A deal between environmental groups and Duke Energy and Progress Energy in South Carolina will require the companies to accelerate their energy-efficiency efforts, contribute $2 million to renewable-energy initiatives in the state and agree to an enforceable deadline for closing several coal plants.
The agreement was announced Monday as the S.C. Public Service Commission started hearings on part of Duke’s proposed $13.6 billion purchase of Progress. The agreement is likely to speed the hearing, which could be the final regulatory proceeding needed for the merger.
The commission must approve plans for Duke to dispatch power from the plants at the utility subsidiaries Duke Energy Carolinas and Progress Energy Carolinas as a single fleet after the merger. The post-merger Duke does not anticipate combining the two Carolinas utilities for several years. But operating the two fleets as one is key to at least $650 million in savings Duke has committed to sharing with Carolinas customers in the five years after the merger.
The Environmental Defense Fund, Southern Alliance for Clean Energy and the S.C. Coastal Conservation League have agreed to drop their opposition to the proposal for joint dispatch of the power from the two fleets.
In return, the combined company has agreed to speed up its energy-efficiency targets. By 2015, the company will save 1% of the energy sold in the previous year through efficiency. By 2018, the company will achieve 7% power savings over the 2014 total through efficiency. That is a year earlier than existing agreements with regulators for both targets.
The post-merger Duke also will contribute $1 million per year for two years to the nonprofit Palmetto Clean Energy Inc.
The two operating utilities also agreed to hard deadlines for closing a series of old coal plants that they have already agreed to close.
Six groups have intervened in the S.C. proceedings for the joint-dispatch agreement. Most of them are satisfied with an agreement Duke and Progress made to have the power dispatched jointly on a one-year trial basis. The agreement will then be reviewed to make sure it is working as expected.
With the agreement announced Monday, only the city of Orangeburg remains unsatisfied with the proposal. It will be the only intervenor to cross-examine witnesses during the hearing. That should make the proceeding go faster, and it is now expected to be finished by Tuesday.
The seven commissioners are expected to have a number of questions — particularly for Duke CEO Jim Rogers and Progress CEO Bill Johnson, who will be on the first panel of witnesses today.
South Carolina has no jurisdiction over the merger of the two parent companies — Duke Energy Corp. and Progress Energy Inc. The only issue before the commission involves the joint dispatch. Kentucky has already already approved the corporate merger. North Carolina regulators have held a hearing on the corporate merger, but has not ruled yet.
North Carolina is waiting for the Federal Energy Regulatory Commission to complete its proceedings on the merger. The FERC has raised questions about the impact on wholesale power competition in the Carolinas.
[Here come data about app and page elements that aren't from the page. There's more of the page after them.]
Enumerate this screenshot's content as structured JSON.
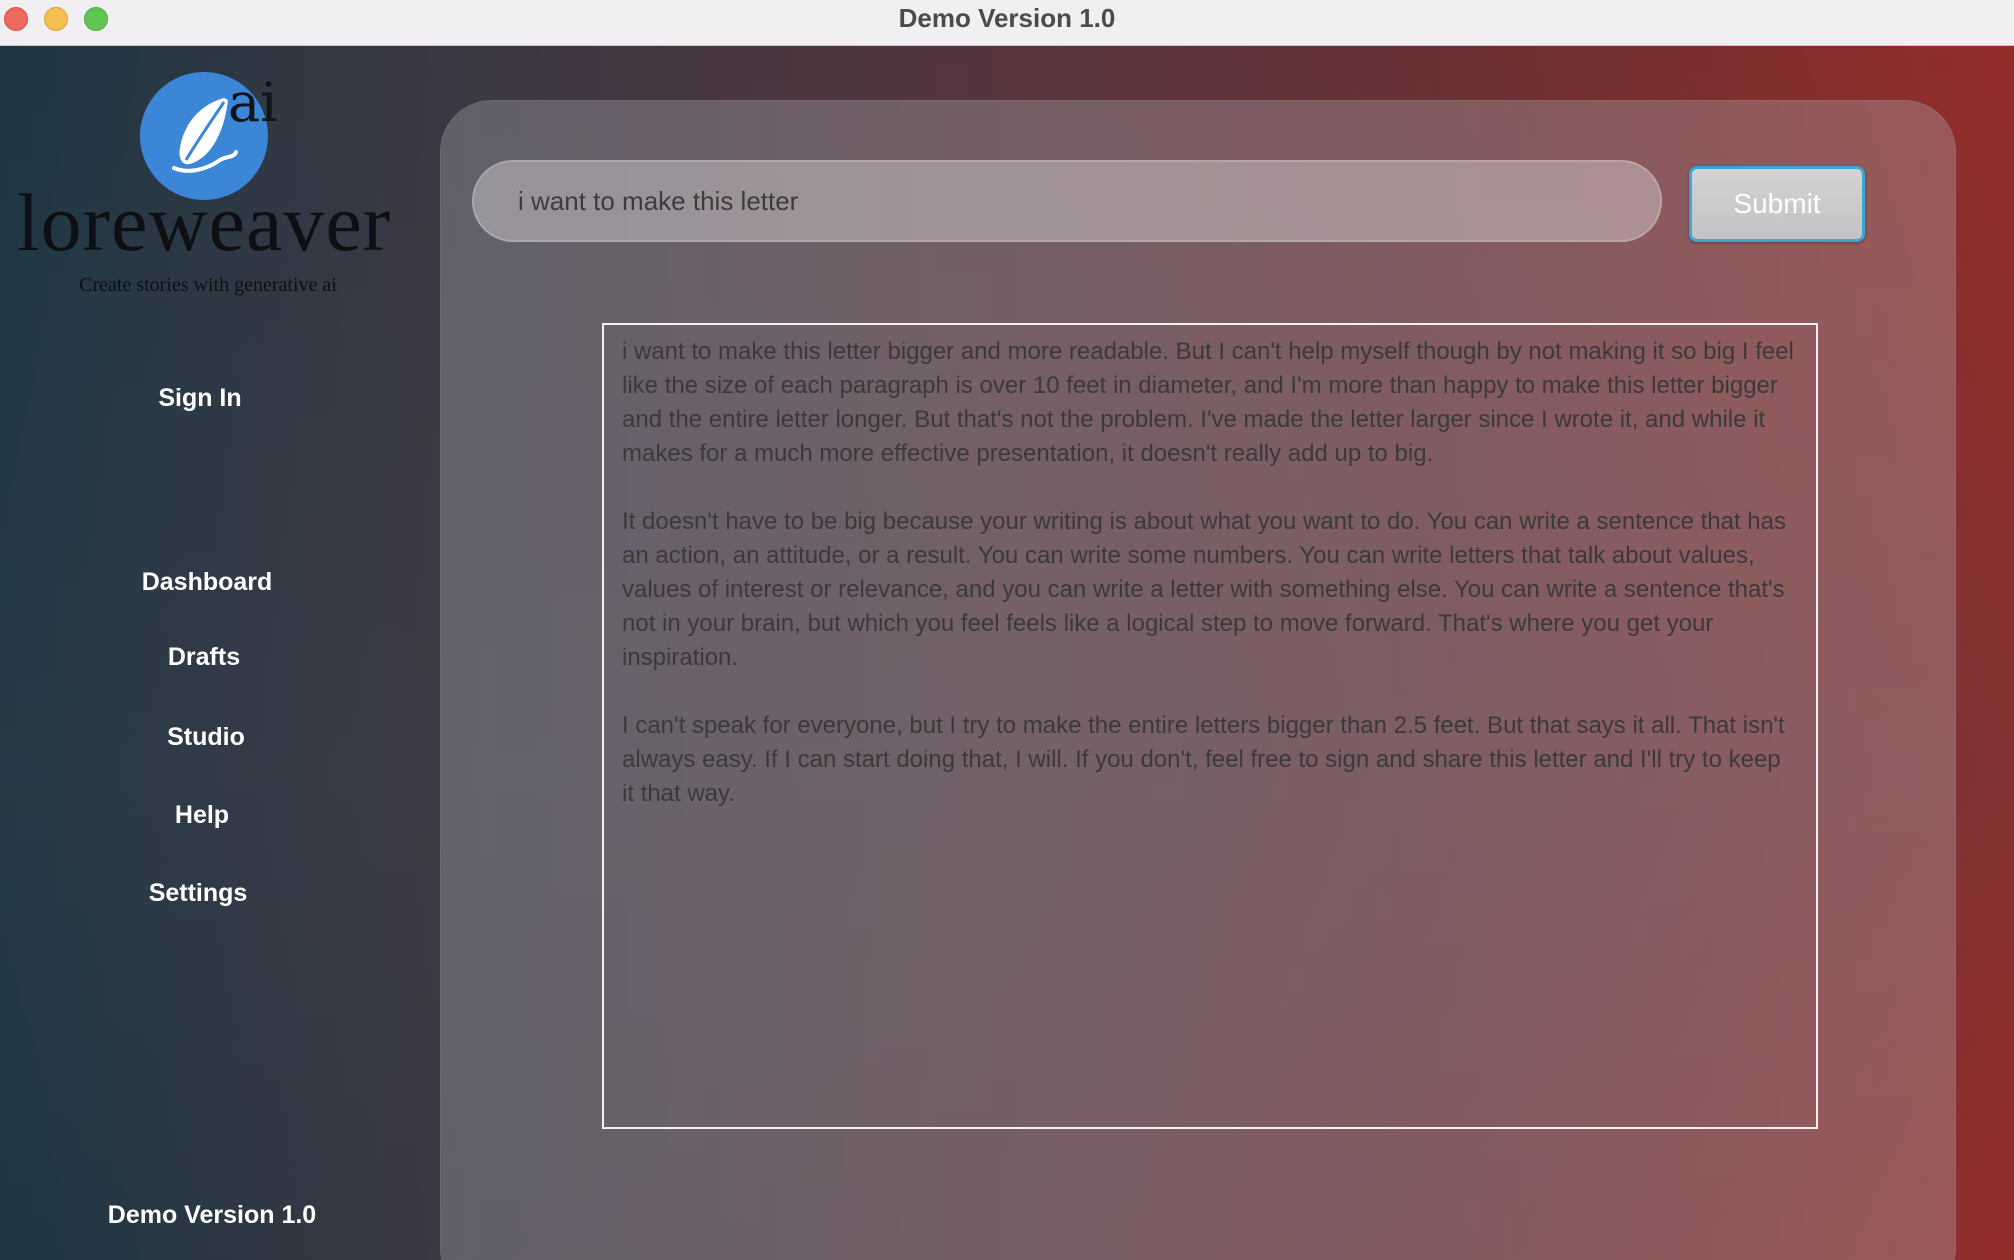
{
  "window": {
    "title": "Demo Version 1.0"
  },
  "logo": {
    "badge": "ai",
    "name": "loreweaver",
    "tagline": "Create stories with generative ai",
    "icon": "feather-icon",
    "accent_color": "#3c86d8"
  },
  "sidebar": {
    "sign_in": "Sign In",
    "items": [
      {
        "label": "Dashboard"
      },
      {
        "label": "Drafts"
      },
      {
        "label": "Studio"
      },
      {
        "label": "Help"
      },
      {
        "label": "Settings"
      }
    ],
    "footer": "Demo Version 1.0"
  },
  "prompt": {
    "value": "i want to make this letter",
    "submit_label": "Submit"
  },
  "output": {
    "paragraphs": [
      "i want to make this letter bigger and more readable. But I can't help myself though by not making it so big I feel like the size of each paragraph is over 10 feet in diameter, and I'm more than happy to make this letter bigger and the entire letter longer. But that's not the problem. I've made the letter larger since I wrote it, and while it makes for a much more effective presentation, it doesn't really add up to big.",
      "It doesn't have to be big because your writing is about what you want to do. You can write a sentence that has an action, an attitude, or a result. You can write some numbers. You can write letters that talk about values, values of interest or relevance, and you can write a letter with something else. You can write a sentence that's not in your brain, but which you feel feels like a logical step to move forward. That's where you get your inspiration.",
      "I can't speak for everyone, but I try to make the entire letters bigger than 2.5 feet. But that says it all. That isn't always easy. If I can start doing that, I will. If you don't, feel free to sign and share this letter and I'll try to keep it that way."
    ]
  },
  "colors": {
    "submit_border": "#3aa6d6",
    "gradient_left": "#1f3947",
    "gradient_right": "#9a2f2c"
  }
}
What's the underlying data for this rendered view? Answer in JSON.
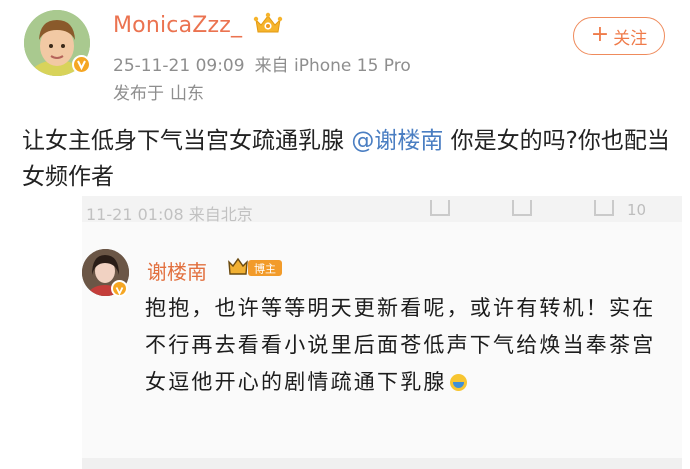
{
  "post": {
    "author": "MonicaZzz_",
    "date": "25-11-21 09:09",
    "source": "来自 iPhone 15 Pro",
    "location_prefix": "发布于",
    "location": "山东",
    "follow_label": "关注",
    "text_before": "让女主低身下气当宫女疏通乳腺 ",
    "mention": "@谢楼南",
    "text_after": " 你是女的吗?你也配当女频作者"
  },
  "embedded_comment": {
    "name": "谢楼南",
    "badge_label": "博主",
    "text": "抱抱，也许等等明天更新看呢，或许有转机！实在不行再去看看小说里后面苍低声下气给焕当奉茶宫女逗他开心的剧情疏通下乳腺",
    "cut_off_header": "11-21 01:08 来自北京",
    "cut_off_count": "10"
  },
  "colors": {
    "username": "#eb7350",
    "mention": "#4a7ec2",
    "follow_button": "#ef8b5c",
    "verified_badge": "#f5a623",
    "meta_text": "#8e8e8e"
  },
  "icons": [
    "verified-badge-icon",
    "crown-badge-icon",
    "plus-icon",
    "emoji-icon"
  ]
}
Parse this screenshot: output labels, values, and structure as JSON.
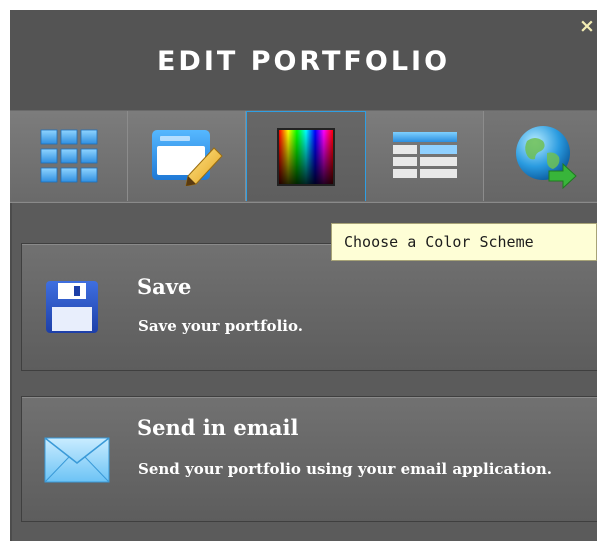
{
  "header": {
    "title": "EDIT PORTFOLIO",
    "close_glyph": "×"
  },
  "tabs": [
    {
      "name": "layout-grid",
      "icon": "grid-icon",
      "active": false
    },
    {
      "name": "edit-layout",
      "icon": "pencil-window-icon",
      "active": false
    },
    {
      "name": "color-scheme",
      "icon": "color-spectrum-icon",
      "active": true
    },
    {
      "name": "list-view",
      "icon": "list-table-icon",
      "active": false
    },
    {
      "name": "publish-web",
      "icon": "globe-arrow-icon",
      "active": false
    }
  ],
  "tooltip": {
    "text": "Choose a Color Scheme"
  },
  "actions": {
    "save": {
      "title": "Save",
      "description": "Save your portfolio.",
      "icon": "floppy-disk-icon"
    },
    "email": {
      "title": "Send in email",
      "description": "Send your portfolio using your email application.",
      "icon": "envelope-icon"
    }
  },
  "colors": {
    "panel_bg": "#5b5b5b",
    "header_bg": "#545454",
    "active_tab_border": "#2f9fe3",
    "tooltip_bg": "#fefed6",
    "text": "#ffffff"
  }
}
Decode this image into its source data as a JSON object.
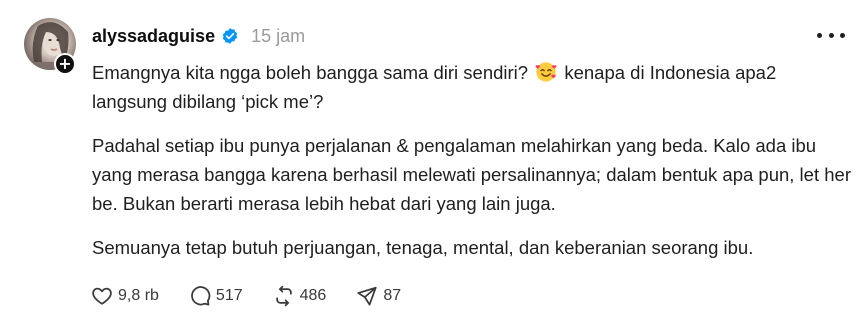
{
  "post": {
    "username": "alyssadaguise",
    "time": "15 jam",
    "icons": {
      "verified": "verified-badge-icon",
      "emoji": "smiling-face-with-hearts-icon",
      "follow": "plus-icon",
      "more": "more-icon"
    },
    "paragraphs": [
      {
        "before_emoji": "Emangnya kita ngga boleh bangga sama diri sendiri?",
        "after_emoji": "kenapa di Indonesia apa2 langsung dibilang ‘pick me’?"
      },
      {
        "text": "Padahal setiap ibu punya perjalanan & pengalaman melahirkan yang beda. Kalo ada ibu yang merasa bangga karena berhasil melewati persalinannya; dalam bentuk apa pun, let her be. Bukan berarti merasa lebih hebat dari yang lain juga."
      },
      {
        "text": "Semuanya tetap butuh perjuangan, tenaga, mental, dan keberanian seorang ibu."
      }
    ],
    "follow_symbol": "+",
    "actions": {
      "likes": "9,8 rb",
      "comments": "517",
      "reposts": "486",
      "shares": "87"
    },
    "colors": {
      "verified": "#0095f6",
      "text": "#1f1f1f",
      "muted": "#9a9a9a"
    }
  }
}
It is expected to rule Thursday on whether Duke and Progress have adequately answered those questions.
If FERC is satisfied, no more hearings need to be held in the merger after the South Carolina proceeding. If FERC puts additional conditions on the merger, it is possible that North and South Carolina will need additional hearings.
Republished from the Charlotte Business Journal; Author John Downey